General practitioners (GPs) have become used to asking their patients fairly detailed questions about the traditional risk factors, such as smoking habits, and measuring...

January 2009 Br J Cardiol 2009;16:13-14

The mouse is mightier than the pen

We continue our series in which Consultant Interventionist Dr Michael Norell takes a sideways look at life in the cath lab… and beyond. In...

January 2009 Br J Cardiol 2009;16:16-14

New sources of vascular disease information

A new on-line resource from the National Library for Health – the Vascular Specialist Library – has been launched to provide information for both...

January 2009 Br J Cardiol 2009;16:16-14

NHS Choices and NHS Direct join forces

Two government websites – NHS Choices and NHS Direct – have joined forces to provide the public with a one stop health information service:...

January 2009 Br J Cardiol 2009;16:16-14

National search for ‘the face of diabetes’

As one person is diagnosed with diabetes every three minutes, faster than ever before, according to the charity Diabetes UK, the pharmaceutical company MSD...

January 2009 Br J Cardiol 2009;16:16-14

Panic attacks linked to higher risk of heart attacks and heart disease

People who have been diagnosed with panic attacks or panic disorder have a greater risk of subsequently developing heart disease or a myocardial infarction...

January 2009 Br J Cardiol 2009;16:16-14

New lipid-modifying therapy phase 3 study shows reduced flushing

Phase III clinical study results with a nicotinic acid/laropiprant combination (Tredaptive®), show that in the treatment of patients with dyslipidaemia and primary hypercholesterolaemia, this...

January 2009 Br J Cardiol 2009;16:16-14

New heart failure report
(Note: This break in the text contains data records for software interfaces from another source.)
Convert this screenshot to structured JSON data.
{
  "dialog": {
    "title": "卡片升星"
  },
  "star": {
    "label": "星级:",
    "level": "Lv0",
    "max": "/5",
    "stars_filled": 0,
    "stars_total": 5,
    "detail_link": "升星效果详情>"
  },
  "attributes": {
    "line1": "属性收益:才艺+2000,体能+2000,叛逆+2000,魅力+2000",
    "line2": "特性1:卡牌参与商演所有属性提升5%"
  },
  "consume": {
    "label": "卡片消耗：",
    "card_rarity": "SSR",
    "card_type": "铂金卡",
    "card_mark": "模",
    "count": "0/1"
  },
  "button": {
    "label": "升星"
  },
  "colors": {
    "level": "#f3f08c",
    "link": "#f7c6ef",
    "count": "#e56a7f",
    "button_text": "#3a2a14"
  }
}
A new report Focus on heart failure, by the NHS Institute for Innovation and Improvement, aims to provide primary and secondary care services with guidance...

January 2009 Br J Cardiol 2009;16:17-19
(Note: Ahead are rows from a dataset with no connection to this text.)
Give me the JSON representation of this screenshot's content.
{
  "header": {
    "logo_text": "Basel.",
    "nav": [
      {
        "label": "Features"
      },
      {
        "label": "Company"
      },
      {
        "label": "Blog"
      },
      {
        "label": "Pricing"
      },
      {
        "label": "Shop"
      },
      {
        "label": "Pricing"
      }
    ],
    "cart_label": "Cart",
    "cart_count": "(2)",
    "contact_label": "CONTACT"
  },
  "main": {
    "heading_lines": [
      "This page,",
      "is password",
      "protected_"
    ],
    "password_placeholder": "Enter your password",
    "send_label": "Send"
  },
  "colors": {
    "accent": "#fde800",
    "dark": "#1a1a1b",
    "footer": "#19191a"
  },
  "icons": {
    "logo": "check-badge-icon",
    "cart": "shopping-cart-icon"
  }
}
Combating vascular disease in Scotland: 20 years of SHARP

The Scottish Heart and Arterial Risk Prevention Group (SHARP) was launched in 1988 with the aim of helping to reduce and prevent premature morbidity...

January 2009 Br J Cardiol 2009;16:20-21

Cardiovascular disease and deprivation

A busy and varied programme discussing some of the hottest topics in cardiovascular disease was presented at the 11th Primary Care Cardiovascular Society (PCCS)...

January 2009 Br J Cardiol 2009;16:42

Cardiovascular magnetic resonance made easy

Cardiovascular magnetic resonance (CMR) is a safe and accurate imaging modality, with an established role in current cardiology practice. It is becoming essential for...